This is an article from the Aug. 29, 1955 issue Original Layout

The simplest way to emphasize the importance of staying down is to remind you of what happens when you don't. When a golfer bobs his head up too quickly, he jerks up his hips and the upper part of his body along with his head. As a result he generally pulls the shot to the left. This doesn't mean that you should exaggerate this anchoring of the head and body as you hit through the ball. If you do, you cannot move into the shot and finish it the way you should. Good golf, like all things, comes from striking the happy medium. Correcting one extreme by going to the other is no correction at all. Practice is the best (and only sure) way of gaining the feeling of when you are staying down long enough but not too long over your shots.
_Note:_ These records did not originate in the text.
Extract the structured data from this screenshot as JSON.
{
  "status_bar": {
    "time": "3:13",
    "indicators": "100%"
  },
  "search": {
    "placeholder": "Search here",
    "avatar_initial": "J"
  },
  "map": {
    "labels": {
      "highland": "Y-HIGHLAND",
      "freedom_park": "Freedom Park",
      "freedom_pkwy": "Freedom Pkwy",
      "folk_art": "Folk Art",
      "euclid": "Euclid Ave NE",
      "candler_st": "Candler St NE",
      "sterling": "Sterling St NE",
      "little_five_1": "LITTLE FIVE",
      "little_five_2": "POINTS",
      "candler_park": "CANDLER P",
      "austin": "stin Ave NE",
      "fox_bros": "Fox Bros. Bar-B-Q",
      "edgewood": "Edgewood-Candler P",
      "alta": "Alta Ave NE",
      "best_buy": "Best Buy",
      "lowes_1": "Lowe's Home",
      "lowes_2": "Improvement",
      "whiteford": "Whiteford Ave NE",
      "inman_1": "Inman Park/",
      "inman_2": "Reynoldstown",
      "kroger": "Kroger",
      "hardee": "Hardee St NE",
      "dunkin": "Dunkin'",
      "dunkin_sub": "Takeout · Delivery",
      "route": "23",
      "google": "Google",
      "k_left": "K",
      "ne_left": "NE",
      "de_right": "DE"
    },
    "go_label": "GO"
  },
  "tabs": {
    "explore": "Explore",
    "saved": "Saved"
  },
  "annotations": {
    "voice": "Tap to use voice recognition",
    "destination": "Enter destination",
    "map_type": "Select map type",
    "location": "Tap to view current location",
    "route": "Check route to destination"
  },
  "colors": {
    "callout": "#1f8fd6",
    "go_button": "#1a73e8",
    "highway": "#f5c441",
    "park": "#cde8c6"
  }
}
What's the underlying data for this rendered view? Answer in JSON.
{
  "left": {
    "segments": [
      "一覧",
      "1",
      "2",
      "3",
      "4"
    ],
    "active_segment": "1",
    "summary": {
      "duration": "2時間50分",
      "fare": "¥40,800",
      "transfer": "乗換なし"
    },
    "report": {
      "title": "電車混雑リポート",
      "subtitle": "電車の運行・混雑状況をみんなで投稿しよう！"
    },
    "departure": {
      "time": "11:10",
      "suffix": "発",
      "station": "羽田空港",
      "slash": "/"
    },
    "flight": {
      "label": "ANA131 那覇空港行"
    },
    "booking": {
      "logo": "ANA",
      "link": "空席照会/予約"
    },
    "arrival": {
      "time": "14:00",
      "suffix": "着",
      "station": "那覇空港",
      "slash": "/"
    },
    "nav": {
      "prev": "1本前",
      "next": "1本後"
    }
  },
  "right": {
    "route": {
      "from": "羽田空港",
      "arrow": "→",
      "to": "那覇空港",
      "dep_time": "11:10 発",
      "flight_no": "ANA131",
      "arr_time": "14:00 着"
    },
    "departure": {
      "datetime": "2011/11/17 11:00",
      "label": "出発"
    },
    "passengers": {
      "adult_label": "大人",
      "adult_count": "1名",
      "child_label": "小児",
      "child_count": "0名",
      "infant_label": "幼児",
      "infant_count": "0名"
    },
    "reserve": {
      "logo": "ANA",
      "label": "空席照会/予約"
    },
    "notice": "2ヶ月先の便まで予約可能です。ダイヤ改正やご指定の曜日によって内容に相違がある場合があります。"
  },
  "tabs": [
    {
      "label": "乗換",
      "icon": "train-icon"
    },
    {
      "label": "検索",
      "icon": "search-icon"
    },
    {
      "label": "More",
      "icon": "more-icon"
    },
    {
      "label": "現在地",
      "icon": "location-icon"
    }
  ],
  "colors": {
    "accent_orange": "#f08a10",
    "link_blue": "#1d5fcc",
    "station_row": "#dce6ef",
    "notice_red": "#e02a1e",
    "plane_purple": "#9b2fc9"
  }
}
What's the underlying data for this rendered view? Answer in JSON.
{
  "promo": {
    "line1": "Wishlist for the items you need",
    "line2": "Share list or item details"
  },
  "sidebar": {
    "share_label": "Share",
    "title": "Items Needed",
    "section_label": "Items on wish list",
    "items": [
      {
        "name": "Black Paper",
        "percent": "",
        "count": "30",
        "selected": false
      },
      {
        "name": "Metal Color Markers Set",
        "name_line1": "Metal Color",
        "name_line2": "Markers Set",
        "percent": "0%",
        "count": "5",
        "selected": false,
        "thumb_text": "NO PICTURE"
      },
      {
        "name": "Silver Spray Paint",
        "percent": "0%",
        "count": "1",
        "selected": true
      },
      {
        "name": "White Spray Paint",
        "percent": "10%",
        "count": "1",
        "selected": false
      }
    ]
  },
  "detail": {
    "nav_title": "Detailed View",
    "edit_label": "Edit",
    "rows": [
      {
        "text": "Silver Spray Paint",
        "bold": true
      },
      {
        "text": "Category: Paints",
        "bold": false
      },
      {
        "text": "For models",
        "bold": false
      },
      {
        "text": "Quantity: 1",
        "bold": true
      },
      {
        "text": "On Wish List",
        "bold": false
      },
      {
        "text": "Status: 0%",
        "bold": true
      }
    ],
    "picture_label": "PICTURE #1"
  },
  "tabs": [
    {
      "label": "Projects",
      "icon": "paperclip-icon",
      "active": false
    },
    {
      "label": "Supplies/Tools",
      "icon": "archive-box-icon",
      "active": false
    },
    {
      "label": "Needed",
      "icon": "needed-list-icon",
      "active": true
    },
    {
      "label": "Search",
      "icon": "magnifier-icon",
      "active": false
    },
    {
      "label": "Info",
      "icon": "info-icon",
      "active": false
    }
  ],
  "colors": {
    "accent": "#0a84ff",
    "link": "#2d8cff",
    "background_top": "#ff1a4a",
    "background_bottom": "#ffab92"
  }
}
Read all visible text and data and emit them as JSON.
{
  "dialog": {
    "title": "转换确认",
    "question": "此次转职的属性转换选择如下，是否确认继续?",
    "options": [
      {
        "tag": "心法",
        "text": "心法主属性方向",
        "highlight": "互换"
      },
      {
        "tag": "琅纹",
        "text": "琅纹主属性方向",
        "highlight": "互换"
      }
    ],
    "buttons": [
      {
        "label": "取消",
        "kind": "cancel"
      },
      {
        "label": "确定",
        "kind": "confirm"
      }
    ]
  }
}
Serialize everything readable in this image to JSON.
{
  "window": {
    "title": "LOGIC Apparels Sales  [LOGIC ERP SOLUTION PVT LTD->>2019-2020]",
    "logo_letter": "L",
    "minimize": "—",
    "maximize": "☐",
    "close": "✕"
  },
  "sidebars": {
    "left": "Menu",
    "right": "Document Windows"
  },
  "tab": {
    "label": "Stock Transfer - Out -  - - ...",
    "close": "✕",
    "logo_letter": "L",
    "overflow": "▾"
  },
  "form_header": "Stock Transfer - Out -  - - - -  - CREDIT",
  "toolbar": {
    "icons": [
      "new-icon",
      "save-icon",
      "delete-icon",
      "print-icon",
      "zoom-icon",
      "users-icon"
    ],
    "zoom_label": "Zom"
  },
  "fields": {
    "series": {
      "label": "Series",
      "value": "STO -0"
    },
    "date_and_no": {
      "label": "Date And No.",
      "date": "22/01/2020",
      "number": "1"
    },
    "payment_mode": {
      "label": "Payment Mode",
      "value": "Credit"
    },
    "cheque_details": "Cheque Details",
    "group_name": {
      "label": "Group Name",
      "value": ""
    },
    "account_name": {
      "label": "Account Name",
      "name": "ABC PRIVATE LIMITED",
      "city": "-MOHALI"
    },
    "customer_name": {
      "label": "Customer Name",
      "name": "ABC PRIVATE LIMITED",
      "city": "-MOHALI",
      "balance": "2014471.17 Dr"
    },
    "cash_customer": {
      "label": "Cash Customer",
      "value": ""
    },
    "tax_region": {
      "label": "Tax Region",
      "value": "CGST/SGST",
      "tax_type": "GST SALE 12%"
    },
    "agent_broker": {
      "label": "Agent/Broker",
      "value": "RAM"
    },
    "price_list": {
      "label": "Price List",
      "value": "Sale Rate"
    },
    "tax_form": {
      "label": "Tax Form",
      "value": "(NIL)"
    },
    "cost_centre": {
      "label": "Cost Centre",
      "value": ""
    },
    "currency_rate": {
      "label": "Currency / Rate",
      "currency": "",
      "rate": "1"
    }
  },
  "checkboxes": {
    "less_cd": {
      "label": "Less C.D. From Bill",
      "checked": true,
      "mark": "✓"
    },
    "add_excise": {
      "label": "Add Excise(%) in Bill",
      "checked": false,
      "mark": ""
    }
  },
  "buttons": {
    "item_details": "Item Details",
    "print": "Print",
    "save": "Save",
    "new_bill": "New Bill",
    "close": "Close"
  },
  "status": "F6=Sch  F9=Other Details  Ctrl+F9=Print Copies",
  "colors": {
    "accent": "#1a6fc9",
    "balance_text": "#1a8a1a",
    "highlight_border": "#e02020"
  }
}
from JULIUS BOROS, Mid Pines Club, Southern Pines, N.C.

TWO PHOTOSTWO ILLUSTRATIONSJulius Boros holds position down over the ball as (above) he enters the hitting area and (right) swings through the ball

NEXT WEEK'S GUEST PRO: TOD MENEFEE ON SQUARING THE STANCE